EXERCISE INSTRUCTIONS:
Write out the complete data exactly as written.

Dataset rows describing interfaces
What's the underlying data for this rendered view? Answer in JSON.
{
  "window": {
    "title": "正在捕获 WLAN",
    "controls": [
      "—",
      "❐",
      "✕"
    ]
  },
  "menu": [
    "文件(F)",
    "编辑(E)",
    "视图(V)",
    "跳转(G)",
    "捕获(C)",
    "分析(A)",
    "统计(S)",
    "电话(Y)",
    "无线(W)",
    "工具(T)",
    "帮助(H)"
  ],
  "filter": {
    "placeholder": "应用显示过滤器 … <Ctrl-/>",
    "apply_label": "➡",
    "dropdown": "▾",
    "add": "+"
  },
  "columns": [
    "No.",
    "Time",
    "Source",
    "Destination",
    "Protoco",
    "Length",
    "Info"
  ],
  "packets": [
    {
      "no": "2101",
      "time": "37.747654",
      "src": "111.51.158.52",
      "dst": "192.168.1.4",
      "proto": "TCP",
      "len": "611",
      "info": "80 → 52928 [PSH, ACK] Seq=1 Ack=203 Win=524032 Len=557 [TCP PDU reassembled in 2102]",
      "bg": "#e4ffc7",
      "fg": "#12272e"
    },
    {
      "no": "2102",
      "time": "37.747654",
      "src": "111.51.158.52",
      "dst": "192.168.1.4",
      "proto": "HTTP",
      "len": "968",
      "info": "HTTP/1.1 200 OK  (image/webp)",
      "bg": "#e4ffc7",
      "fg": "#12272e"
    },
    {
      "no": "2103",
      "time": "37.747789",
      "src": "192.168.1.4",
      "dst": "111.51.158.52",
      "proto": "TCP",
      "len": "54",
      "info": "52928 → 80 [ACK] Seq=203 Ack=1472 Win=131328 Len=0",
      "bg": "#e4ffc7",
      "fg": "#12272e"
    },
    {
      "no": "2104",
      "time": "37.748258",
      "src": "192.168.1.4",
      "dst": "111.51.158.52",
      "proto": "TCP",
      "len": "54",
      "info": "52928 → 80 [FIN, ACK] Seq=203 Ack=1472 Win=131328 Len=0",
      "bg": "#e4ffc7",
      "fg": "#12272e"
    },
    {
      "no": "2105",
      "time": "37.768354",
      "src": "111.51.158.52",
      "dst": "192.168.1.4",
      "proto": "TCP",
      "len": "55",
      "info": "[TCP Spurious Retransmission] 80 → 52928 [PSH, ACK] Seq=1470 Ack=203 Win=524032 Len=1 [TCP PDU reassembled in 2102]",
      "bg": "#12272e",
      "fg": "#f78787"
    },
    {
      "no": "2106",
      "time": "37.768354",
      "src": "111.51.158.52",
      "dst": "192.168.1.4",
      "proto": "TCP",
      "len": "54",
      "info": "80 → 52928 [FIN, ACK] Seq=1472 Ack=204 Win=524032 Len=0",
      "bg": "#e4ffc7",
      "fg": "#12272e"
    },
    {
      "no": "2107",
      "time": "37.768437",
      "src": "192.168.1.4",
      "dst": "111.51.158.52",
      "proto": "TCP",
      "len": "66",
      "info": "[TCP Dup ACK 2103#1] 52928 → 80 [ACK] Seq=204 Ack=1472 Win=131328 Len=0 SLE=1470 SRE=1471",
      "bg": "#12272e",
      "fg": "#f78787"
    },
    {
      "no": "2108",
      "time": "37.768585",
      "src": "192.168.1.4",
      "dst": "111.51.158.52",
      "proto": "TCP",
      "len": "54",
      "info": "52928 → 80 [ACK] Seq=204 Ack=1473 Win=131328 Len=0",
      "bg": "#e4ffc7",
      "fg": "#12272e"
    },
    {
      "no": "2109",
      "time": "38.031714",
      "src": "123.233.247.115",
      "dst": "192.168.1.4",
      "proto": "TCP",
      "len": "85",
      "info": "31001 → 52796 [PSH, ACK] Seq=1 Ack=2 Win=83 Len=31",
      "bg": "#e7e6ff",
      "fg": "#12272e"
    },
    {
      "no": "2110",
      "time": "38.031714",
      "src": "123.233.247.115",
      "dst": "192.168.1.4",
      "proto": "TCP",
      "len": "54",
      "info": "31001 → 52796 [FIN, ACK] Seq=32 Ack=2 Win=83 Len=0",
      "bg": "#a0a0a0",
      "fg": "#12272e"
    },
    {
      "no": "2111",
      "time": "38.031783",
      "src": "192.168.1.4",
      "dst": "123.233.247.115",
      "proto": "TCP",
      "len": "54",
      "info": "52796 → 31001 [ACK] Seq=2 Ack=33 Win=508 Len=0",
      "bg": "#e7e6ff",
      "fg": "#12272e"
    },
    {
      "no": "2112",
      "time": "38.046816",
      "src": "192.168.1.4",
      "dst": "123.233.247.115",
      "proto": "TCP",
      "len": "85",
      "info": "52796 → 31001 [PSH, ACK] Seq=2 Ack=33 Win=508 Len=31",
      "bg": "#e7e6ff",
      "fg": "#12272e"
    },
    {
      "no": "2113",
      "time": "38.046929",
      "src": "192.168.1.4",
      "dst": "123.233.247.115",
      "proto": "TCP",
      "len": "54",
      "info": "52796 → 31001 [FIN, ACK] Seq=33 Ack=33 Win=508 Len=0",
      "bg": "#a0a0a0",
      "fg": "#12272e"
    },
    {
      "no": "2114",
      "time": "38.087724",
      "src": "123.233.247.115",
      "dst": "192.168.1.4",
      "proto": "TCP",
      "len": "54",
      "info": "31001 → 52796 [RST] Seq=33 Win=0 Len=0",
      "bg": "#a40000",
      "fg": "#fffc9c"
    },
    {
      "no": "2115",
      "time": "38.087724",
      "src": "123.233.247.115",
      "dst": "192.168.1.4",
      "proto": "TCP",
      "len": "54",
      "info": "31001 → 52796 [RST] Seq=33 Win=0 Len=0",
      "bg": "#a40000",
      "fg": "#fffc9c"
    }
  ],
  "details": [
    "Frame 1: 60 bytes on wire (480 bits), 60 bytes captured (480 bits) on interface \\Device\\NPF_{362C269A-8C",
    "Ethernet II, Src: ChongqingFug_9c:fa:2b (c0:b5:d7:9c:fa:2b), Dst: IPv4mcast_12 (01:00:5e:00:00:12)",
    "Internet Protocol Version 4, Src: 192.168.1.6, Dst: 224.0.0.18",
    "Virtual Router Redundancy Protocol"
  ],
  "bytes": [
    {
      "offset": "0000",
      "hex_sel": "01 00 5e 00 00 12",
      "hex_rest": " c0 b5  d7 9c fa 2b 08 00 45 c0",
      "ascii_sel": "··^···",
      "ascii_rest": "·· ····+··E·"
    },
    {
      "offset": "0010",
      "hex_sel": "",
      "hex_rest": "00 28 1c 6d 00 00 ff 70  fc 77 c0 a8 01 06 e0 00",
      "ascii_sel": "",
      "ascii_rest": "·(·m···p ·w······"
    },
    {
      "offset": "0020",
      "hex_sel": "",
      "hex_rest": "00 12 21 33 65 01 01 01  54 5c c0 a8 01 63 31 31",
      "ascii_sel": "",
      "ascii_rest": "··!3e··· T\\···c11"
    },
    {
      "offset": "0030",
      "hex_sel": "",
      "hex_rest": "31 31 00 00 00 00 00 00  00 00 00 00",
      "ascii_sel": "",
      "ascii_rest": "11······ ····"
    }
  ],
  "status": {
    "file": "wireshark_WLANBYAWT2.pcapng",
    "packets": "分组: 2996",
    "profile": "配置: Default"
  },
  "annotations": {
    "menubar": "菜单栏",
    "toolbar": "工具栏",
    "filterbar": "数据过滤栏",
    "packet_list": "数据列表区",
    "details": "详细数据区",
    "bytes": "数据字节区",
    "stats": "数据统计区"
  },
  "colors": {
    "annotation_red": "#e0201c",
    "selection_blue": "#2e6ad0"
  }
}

OUTPUT BELOW:
What's the underlying data for this rendered view? Answer in JSON.
{
  "window": {
    "title": "正在捕获 WLAN",
    "controls": [
      "—",
      "❐",
      "✕"
    ]
  },
  "menu": [
    "文件(F)",
    "编辑(E)",
    "视图(V)",
    "跳转(G)",
    "捕获(C)",
    "分析(A)",
    "统计(S)",
    "电话(Y)",
    "无线(W)",
    "工具(T)",
    "帮助(H)"
  ],
  "filter": {
    "placeholder": "应用显示过滤器 … <Ctrl-/>",
    "apply_label": "➡",
    "dropdown": "▾",
    "add": "+"
  },
  "columns": [
    "No.",
    "Time",
    "Source",
    "Destination",
    "Protoco",
    "Length",
    "Info"
  ],
  "packets": [
    {
      "no": "2101",
      "time": "37.747654",
      "src": "111.51.158.52",
      "dst": "192.168.1.4",
      "proto": "TCP",
      "len": "611",
      "info": "80 → 52928 [PSH, ACK] Seq=1 Ack=203 Win=524032 Len=557 [TCP PDU reassembled in 2102]",
      "bg": "#e4ffc7",
      "fg": "#12272e"
    },
    {
      "no": "2102",
      "time": "37.747654",
      "src": "111.51.158.52",
      "dst": "192.168.1.4",
      "proto": "HTTP",
      "len": "968",
      "info": "HTTP/1.1 200 OK  (image/webp)",
      "bg": "#e4ffc7",
      "fg": "#12272e"
    },
    {
      "no": "2103",
      "time": "37.747789",
      "src": "192.168.1.4",
      "dst": "111.51.158.52",
      "proto": "TCP",
      "len": "54",
      "info": "52928 → 80 [ACK] Seq=203 Ack=1472 Win=131328 Len=0",
      "bg": "#e4ffc7",
      "fg": "#12272e"
    },
    {
      "no": "2104",
      "time": "37.748258",
      "src": "192.168.1.4",
      "dst": "111.51.158.52",
      "proto": "TCP",
      "len": "54",
      "info": "52928 → 80 [FIN, ACK] Seq=203 Ack=1472 Win=131328 Len=0",
      "bg": "#e4ffc7",
      "fg": "#12272e"
    },
    {
      "no": "2105",
      "time": "37.768354",
      "src": "111.51.158.52",
      "dst": "192.168.1.4",
      "proto": "TCP",
      "len": "55",
      "info": "[TCP Spurious Retransmission] 80 → 52928 [PSH, ACK] Seq=1470 Ack=203 Win=524032 Len=1 [TCP PDU reassembled in 2102]",
      "bg": "#12272e",
      "fg": "#f78787"
    },
    {
      "no": "2106",
      "time": "37.768354",
      "src": "111.51.158.52",
      "dst": "192.168.1.4",
      "proto": "TCP",
      "len": "54",
      "info": "80 → 52928 [FIN, ACK] Seq=1472 Ack=204 Win=524032 Len=0",
      "bg": "#e4ffc7",
      "fg": "#12272e"
    },
    {
      "no": "2107",
      "time": "37.768437",
      "src": "192.168.1.4",
      "dst": "111.51.158.52",
      "proto": "TCP",
      "len": "66",
      "info": "[TCP Dup ACK 2103#1] 52928 → 80 [ACK] Seq=204 Ack=1472 Win=131328 Len=0 SLE=1470 SRE=1471",
      "bg": "#12272e",
      "fg": "#f78787"
    },
    {
      "no": "2108",
      "time": "37.768585",
      "src": "192.168.1.4",
      "dst": "111.51.158.52",
      "proto": "TCP",
      "len": "54",
      "info": "52928 → 80 [ACK] Seq=204 Ack=1473 Win=131328 Len=0",
      "bg": "#e4ffc7",
      "fg": "#12272e"
    },
    {
      "no": "2109",
      "time": "38.031714",
      "src": "123.233.247.115",
      "dst": "192.168.1.4",
      "proto": "TCP",
      "len": "85",
      "info": "31001 → 52796 [PSH, ACK] Seq=1 Ack=2 Win=83 Len=31",
      "bg": "#e7e6ff",
      "fg": "#12272e"
    },
    {
      "no": "2110",
      "time": "38.031714",
      "src": "123.233.247.115",
      "dst": "192.168.1.4",
      "proto": "TCP",
      "len": "54",
      "info": "31001 → 52796 [FIN, ACK] Seq=32 Ack=2 Win=83 Len=0",
      "bg": "#a0a0a0",
      "fg": "#12272e"
    },
    {
      "no": "2111",
      "time": "38.031783",
      "src": "192.168.1.4",
      "dst": "123.233.247.115",
      "proto": "TCP",
      "len": "54",
      "info": "52796 → 31001 [ACK] Seq=2 Ack=33 Win=508 Len=0",
      "bg": "#e7e6ff",
      "fg": "#12272e"
    },
    {
      "no": "2112",
      "time": "38.046816",
      "src": "192.168.1.4",
      "dst": "123.233.247.115",
      "proto": "TCP",
      "len": "85",
      "info": "52796 → 31001 [PSH, ACK] Seq=2 Ack=33 Win=508 Len=31",
      "bg": "#e7e6ff",
      "fg": "#12272e"
    },
    {
      "no": "2113",
      "time": "38.046929",
      "src": "192.168.1.4",
      "dst": "123.233.247.115",
      "proto": "TCP",
      "len": "54",
      "info": "52796 → 31001 [FIN, ACK] Seq=33 Ack=33 Win=508 Len=0",
      "bg": "#a0a0a0",
      "fg": "#12272e"
    },
    {
      "no": "2114",
      "time": "38.087724",
      "src": "123.233.247.115",
      "dst": "192.168.1.4",
      "proto": "TCP",
      "len": "54",
      "info": "31001 → 52796 [RST] Seq=33 Win=0 Len=0",
      "bg": "#a40000",
      "fg": "#fffc9c"
    },
    {
      "no": "2115",
      "time": "38.087724",
      "src": "123.233.247.115",
      "dst": "192.168.1.4",
      "proto": "TCP",
      "len": "54",
      "info": "31001 → 52796 [RST] Seq=33 Win=0 Len=0",
      "bg": "#a40000",
      "fg": "#fffc9c"
    }
  ],
  "details": [
    "Frame 1: 60 bytes on wire (480 bits), 60 bytes captured (480 bits) on interface \\Device\\NPF_{362C269A-8C",
    "Ethernet II, Src: ChongqingFug_9c:fa:2b (c0:b5:d7:9c:fa:2b), Dst: IPv4mcast_12 (01:00:5e:00:00:12)",
    "Internet Protocol Version 4, Src: 192.168.1.6, Dst: 224.0.0.18",
    "Virtual Router Redundancy Protocol"
  ],
  "bytes": [
    {
      "offset": "0000",
      "hex_sel": "01 00 5e 00 00 12",
      "hex_rest": " c0 b5  d7 9c fa 2b 08 00 45 c0",
      "ascii_sel": "··^···",
      "ascii_rest": "·· ····+··E·"
    },
    {
      "offset": "0010",
      "hex_sel": "",
      "hex_rest": "00 28 1c 6d 00 00 ff 70  fc 77 c0 a8 01 06 e0 00",
      "ascii_sel": "",
      "ascii_rest": "·(·m···p ·w······"
    },
    {
      "offset": "0020",
      "hex_sel": "",
      "hex_rest": "00 12 21 33 65 01 01 01  54 5c c0 a8 01 63 31 31",
      "ascii_sel": "",
      "ascii_rest": "··!3e··· T\\···c11"
    },
    {
      "offset": "0030",
      "hex_sel": "",
      "hex_rest": "31 31 00 00 00 00 00 00  00 00 00 00",
      "ascii_sel": "",
      "ascii_rest": "11······ ····"
    }
  ],
  "status": {
    "file": "wireshark_WLANBYAWT2.pcapng",
    "packets": "分组: 2996",
    "profile": "配置: Default"
  },
  "annotations": {
    "menubar": "菜单栏",
    "toolbar": "工具栏",
    "filterbar": "数据过滤栏",
    "packet_list": "数据列表区",
    "details": "详细数据区",
    "bytes": "数据字节区",
    "stats": "数据统计区"
  },
  "colors": {
    "annotation_red": "#e0201c",
    "selection_blue": "#2e6ad0"
  }
}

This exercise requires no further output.